Top of DATA LISTING

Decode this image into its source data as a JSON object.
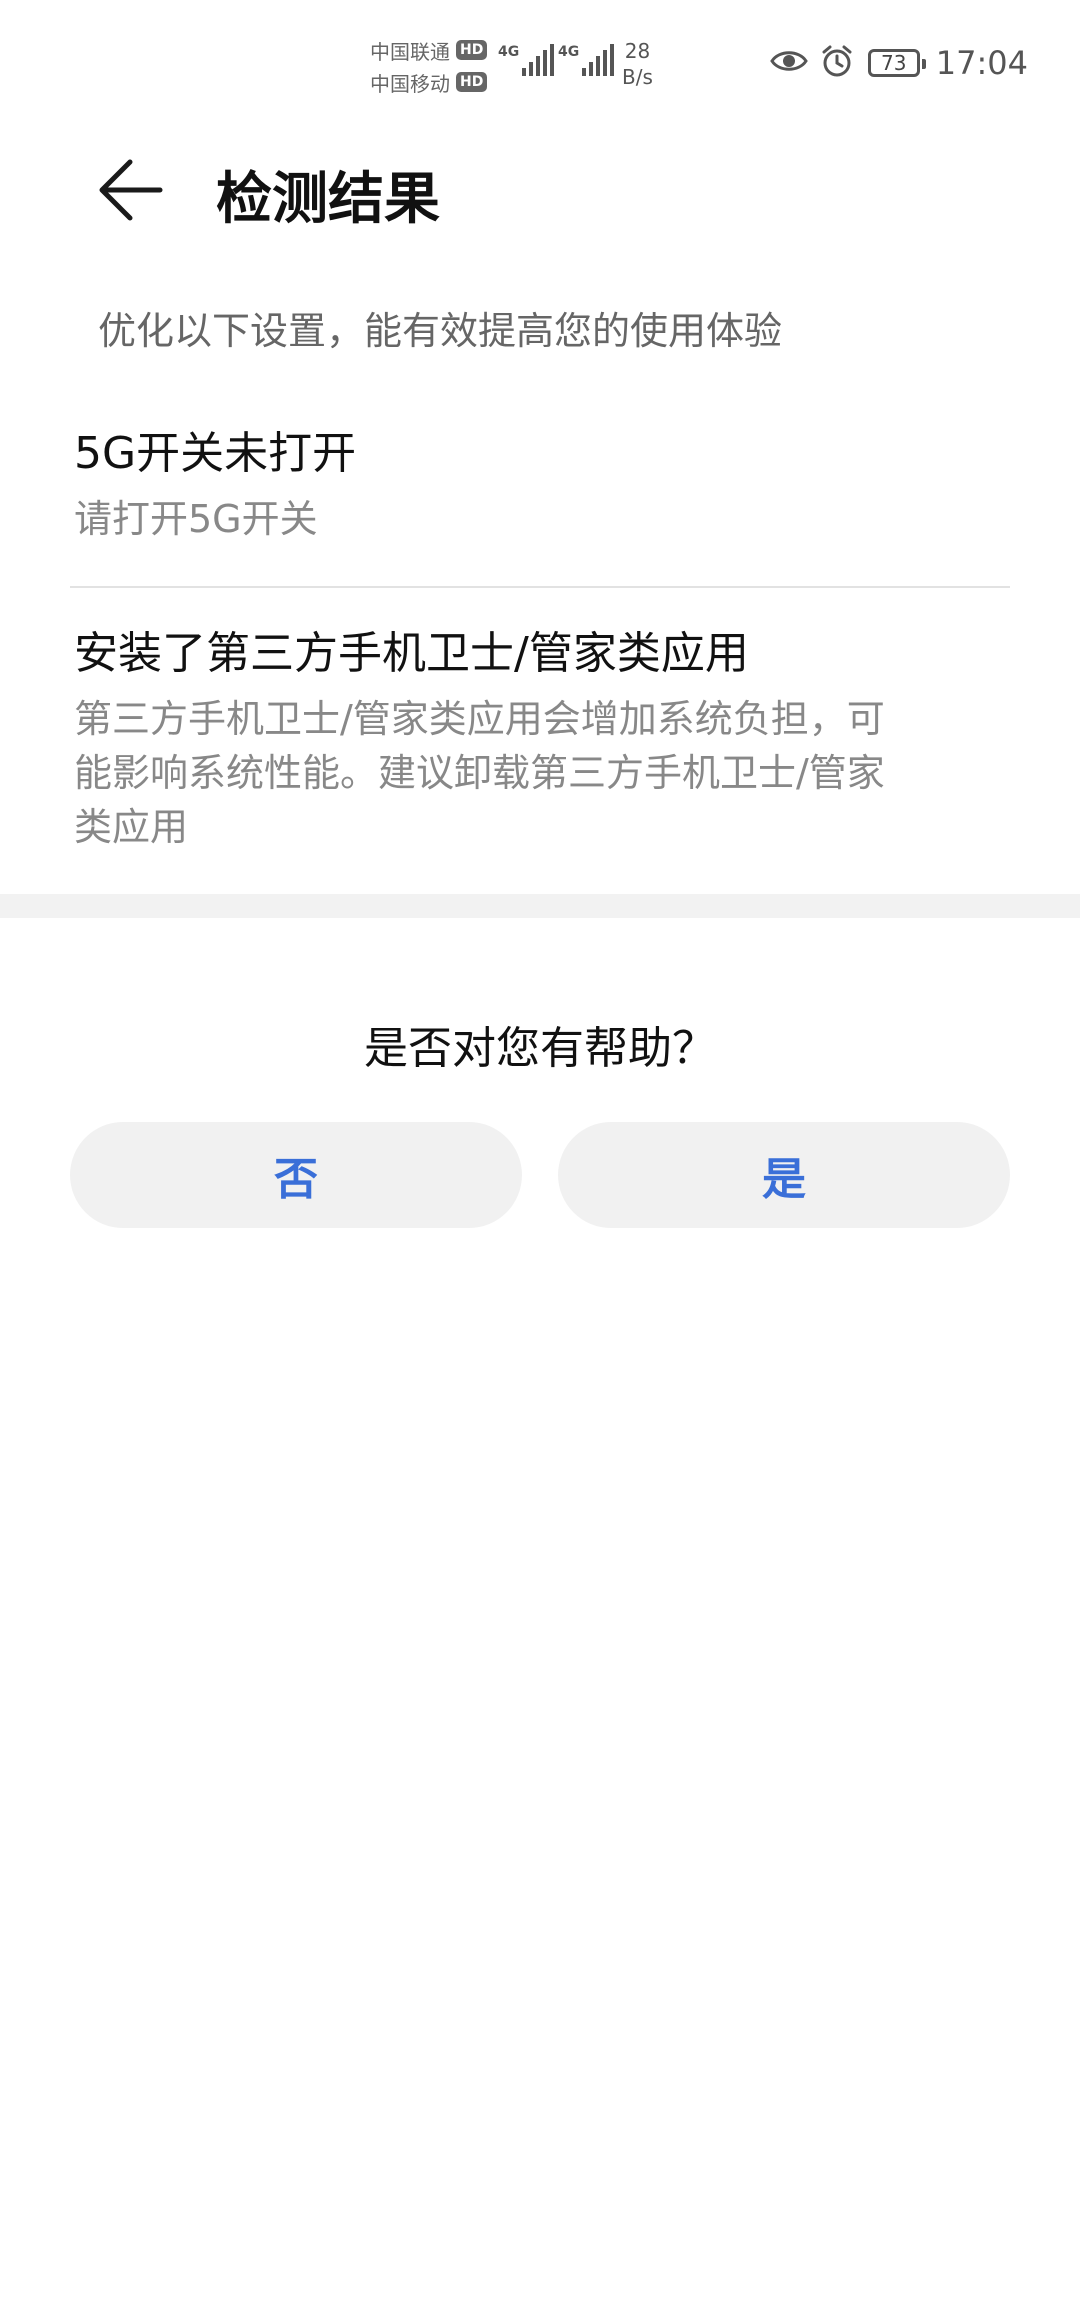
{
  "status_bar": {
    "carrier1": "中国联通",
    "carrier2": "中国移动",
    "hd": "HD",
    "network1": "4G",
    "network2": "4G",
    "speed_value": "28",
    "speed_unit": "B/s",
    "battery": "73",
    "time": "17:04",
    "icons": [
      "eye-comfort-icon",
      "alarm-icon",
      "battery-icon"
    ]
  },
  "header": {
    "title": "检测结果",
    "back_icon": "back-arrow-icon"
  },
  "subtitle": "优化以下设置，能有效提高您的使用体验",
  "items": [
    {
      "title": "5G开关未打开",
      "desc": "请打开5G开关"
    },
    {
      "title": "安装了第三方手机卫士/管家类应用",
      "desc_lines": [
        "第三方手机卫士/管家类应用会增加系统负担，可",
        "能影响系统性能。建议卸载第三方手机卫士/管家",
        "类应用"
      ]
    }
  ],
  "feedback": {
    "question": "是否对您有帮助？",
    "no_label": "否",
    "yes_label": "是",
    "button_text_color": "#3a6fd8"
  }
}
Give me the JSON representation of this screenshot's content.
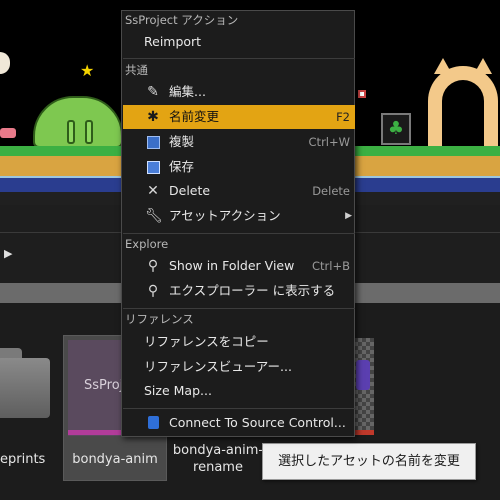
{
  "context_menu": {
    "header_ssproject": "SsProject アクション",
    "reimport": "Reimport",
    "header_common": "共通",
    "edit": "編集...",
    "rename": "名前変更",
    "rename_shortcut": "F2",
    "duplicate": "複製",
    "duplicate_shortcut": "Ctrl+W",
    "save": "保存",
    "delete": "Delete",
    "delete_shortcut": "Delete",
    "asset_actions": "アセットアクション",
    "header_explore": "Explore",
    "show_in_folder": "Show in Folder View",
    "show_in_folder_shortcut": "Ctrl+B",
    "show_in_explorer": "エクスプローラー に表示する",
    "header_reference": "リファレンス",
    "copy_reference": "リファレンスをコピー",
    "reference_viewer": "リファレンスビューアー...",
    "size_map": "Size Map...",
    "connect_source_control": "Connect To Source Control..."
  },
  "content_browser": {
    "folder_label": "eprints",
    "asset_selected_label": "bondya-anim",
    "asset_selected_thumb": "SsProj",
    "asset_rename_label_1": "bondya-anim-",
    "asset_rename_label_2": "rename"
  },
  "tooltip": {
    "text": "選択したアセットの名前を変更"
  },
  "colors": {
    "highlight": "#e3a413",
    "menu_bg": "#1c1c1c",
    "tooltip_bg": "#f0f0f0"
  },
  "icons": {
    "edit": "pencil-icon",
    "rename": "rename-sparkle-icon",
    "duplicate": "duplicate-icon",
    "save": "save-icon",
    "delete": "delete-x-icon",
    "asset_actions": "wrench-icon",
    "show_in_folder": "magnifier-icon",
    "show_in_explorer": "magnifier-icon",
    "connect_source_control": "source-control-icon"
  }
}
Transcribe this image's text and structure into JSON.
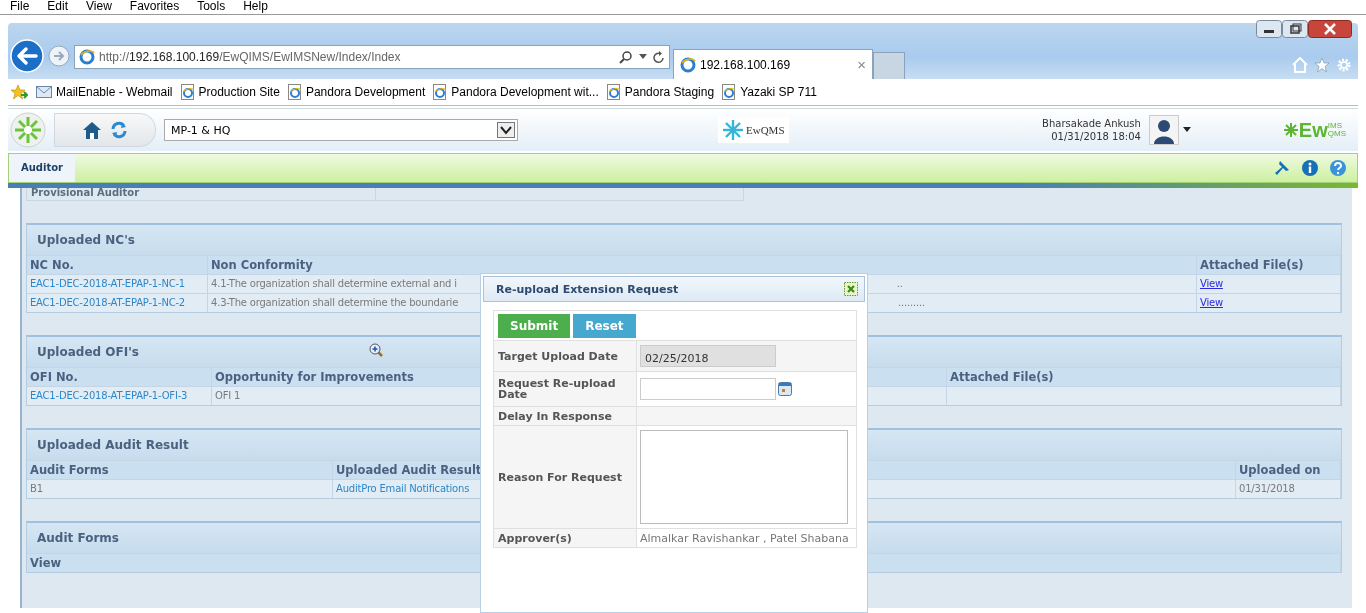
{
  "menu_bar": [
    "File",
    "Edit",
    "View",
    "Favorites",
    "Tools",
    "Help"
  ],
  "browser": {
    "address": "http://**192.168.100.169**/EwQIMS/EwIMSNew/Index/Index",
    "tab": {
      "title": "192.168.100.169",
      "close": "×"
    },
    "favorites": [
      "MailEnable - Webmail",
      "Production Site",
      "Pandora Development",
      "Pandora Development wit...",
      "Pandora Staging",
      "Yazaki SP 711"
    ]
  },
  "app_header": {
    "location": "MP-1 & HQ",
    "logo": "EwQMS",
    "user": "Bharsakade Ankush",
    "datetime": "01/31/2018 18:04",
    "brand": {
      "main": "Ew",
      "upper": "IMS",
      "lower": "QMS"
    }
  },
  "nav": {
    "tabs": [
      {
        "label": "Auditor",
        "selected": true
      }
    ]
  },
  "provisional": {
    "label": "Provisional Auditor"
  },
  "panels": [
    {
      "title": "Uploaded NC's",
      "columns": [
        "NC No.",
        "Non Conformity",
        "Attached File(s)"
      ],
      "rows": [
        {
          "cells": [
            "EAC1-DEC-2018-AT-EPAP-1-NC-1",
            "4.1-The organization shall determine external and i",
            "View"
          ],
          "tail": ".."
        },
        {
          "cells": [
            "EAC1-DEC-2018-AT-EPAP-1-NC-2",
            "4.3-The organization shall determine the boundarie",
            "View"
          ],
          "tail": "........."
        }
      ]
    },
    {
      "title": "Uploaded OFI's",
      "columns": [
        "OFI No.",
        "Opportunity for Improvements",
        "Attached File(s)"
      ],
      "rows": [
        {
          "cells": [
            "EAC1-DEC-2018-AT-EPAP-1-OFI-3",
            "OFI 1",
            ""
          ]
        }
      ]
    },
    {
      "title": "Uploaded Audit Result",
      "columns": [
        "Audit Forms",
        "Uploaded Audit Result",
        "Uploaded on"
      ],
      "rows": [
        {
          "cells": [
            "B1",
            "AuditPro Email Notifications",
            "01/31/2018"
          ]
        }
      ]
    },
    {
      "title": "Audit Forms",
      "columns": [
        "View"
      ]
    }
  ],
  "modal": {
    "title": "Re-upload Extension Request",
    "buttons": [
      {
        "label": "Submit",
        "kind": "primary"
      },
      {
        "label": "Reset",
        "kind": "secondary"
      }
    ],
    "fields": [
      {
        "label": "Target Upload Date",
        "kind": "readonly",
        "value": "02/25/2018"
      },
      {
        "label": "Request Re-upload Date",
        "kind": "date"
      },
      {
        "label": "Delay In Response",
        "kind": "empty"
      },
      {
        "label": "Reason For Request",
        "kind": "textarea"
      },
      {
        "label": "Approver(s)",
        "kind": "text",
        "value": "Almalkar Ravishankar , Patel Shabana"
      }
    ]
  }
}
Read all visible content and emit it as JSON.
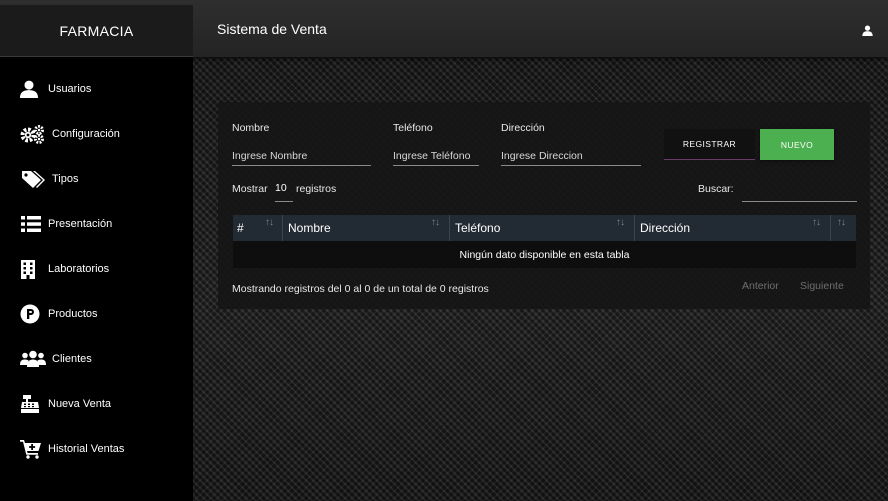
{
  "header": {
    "brand": "FARMACIA",
    "title": "Sistema de Venta",
    "user_icon": "user-icon"
  },
  "sidebar": {
    "items": [
      {
        "label": "Usuarios",
        "icon": "user-icon"
      },
      {
        "label": "Configuración",
        "icon": "cogs-icon"
      },
      {
        "label": "Tipos",
        "icon": "tags-icon"
      },
      {
        "label": "Presentación",
        "icon": "list-icon"
      },
      {
        "label": "Laboratorios",
        "icon": "building-icon"
      },
      {
        "label": "Productos",
        "icon": "product-p-icon"
      },
      {
        "label": "Clientes",
        "icon": "users-icon"
      },
      {
        "label": "Nueva Venta",
        "icon": "cash-register-icon"
      },
      {
        "label": "Historial Ventas",
        "icon": "cart-plus-icon"
      }
    ]
  },
  "form": {
    "nombre_label": "Nombre",
    "nombre_placeholder": "Ingrese Nombre",
    "telefono_label": "Teléfono",
    "telefono_placeholder": "Ingrese Teléfono",
    "direccion_label": "Dirección",
    "direccion_placeholder": "Ingrese Direccion",
    "registrar_label": "REGISTRAR",
    "nuevo_label": "NUEVO"
  },
  "table": {
    "show_prefix": "Mostrar",
    "page_length": "10",
    "show_suffix": "registros",
    "search_label": "Buscar:",
    "columns": [
      "#",
      "Nombre",
      "Teléfono",
      "Dirección"
    ],
    "empty_text": "Ningún dato disponible en esta tabla",
    "info": "Mostrando registros del 0 al 0 de un total de 0 registros",
    "prev": "Anterior",
    "next": "Siguiente"
  },
  "colors": {
    "accent_green": "#4caf50",
    "sidebar_bg": "#000000",
    "table_head_bg": "#222a33"
  }
}
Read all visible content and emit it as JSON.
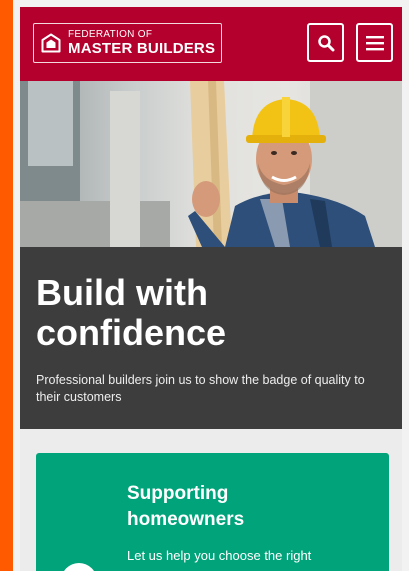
{
  "header": {
    "logo_line1": "FEDERATION OF",
    "logo_line2": "MASTER BUILDERS",
    "icons": {
      "logo": "house-shield-icon",
      "search": "search-icon",
      "menu": "hamburger-menu-icon"
    }
  },
  "hero": {
    "banner_title": "Build with confidence",
    "banner_subtitle": "Professional builders join us to show the badge of quality to their customers"
  },
  "card": {
    "title": "Supporting homeowners",
    "text": "Let us help you choose the right"
  },
  "colors": {
    "brand_red": "#b3002d",
    "banner_dark": "#3d3d3d",
    "card_green": "#00a37a",
    "frame_orange": "#ff5a00"
  }
}
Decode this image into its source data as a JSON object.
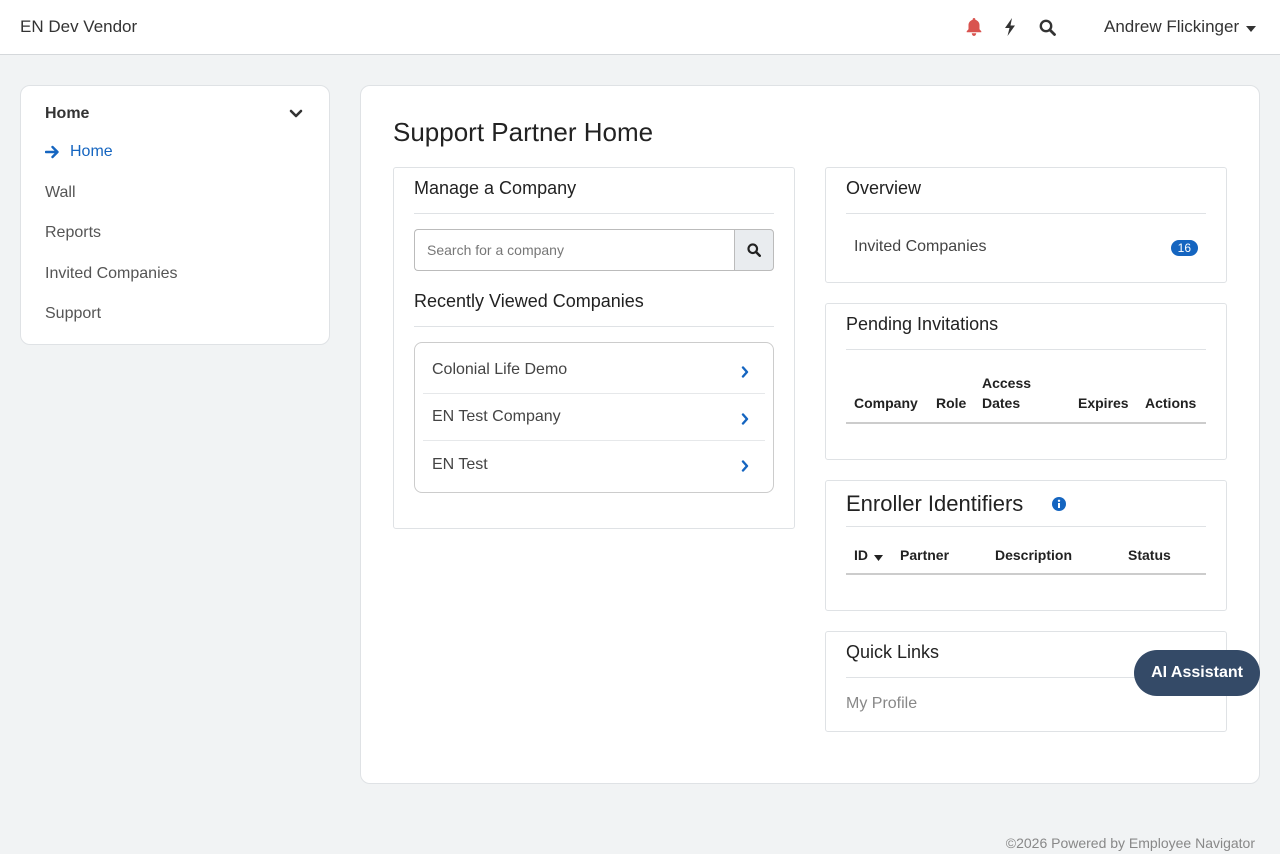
{
  "topbar": {
    "brand": "EN Dev Vendor",
    "user_name": "Andrew Flickinger",
    "colors": {
      "bell": "#d9534f",
      "icon": "#333333"
    }
  },
  "sidebar": {
    "header": "Home",
    "items": [
      {
        "label": "Home",
        "active": true
      },
      {
        "label": "Wall"
      },
      {
        "label": "Reports"
      },
      {
        "label": "Invited Companies"
      },
      {
        "label": "Support"
      }
    ]
  },
  "main": {
    "title": "Support Partner Home",
    "manage": {
      "title": "Manage a Company",
      "search_placeholder": "Search for a company",
      "recent_title": "Recently Viewed Companies",
      "recent": [
        "Colonial Life Demo",
        "EN Test Company",
        "EN Test"
      ]
    },
    "overview": {
      "title": "Overview",
      "row_label": "Invited Companies",
      "row_count": "16"
    },
    "pending": {
      "title": "Pending Invitations",
      "columns": [
        "Company",
        "Role",
        "Access\nDates",
        "Expires",
        "Actions"
      ]
    },
    "enroller": {
      "title": "Enroller Identifiers",
      "columns": [
        "ID",
        "Partner",
        "Description",
        "Status"
      ]
    },
    "quick_links": {
      "title": "Quick Links",
      "links": [
        "My Profile"
      ]
    }
  },
  "ai_assistant": "AI Assistant",
  "footer": "©2026 Powered by Employee Navigator",
  "accent_color": "#1565c0"
}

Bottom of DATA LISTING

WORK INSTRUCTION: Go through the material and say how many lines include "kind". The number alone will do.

WORKED SOLUTION: 7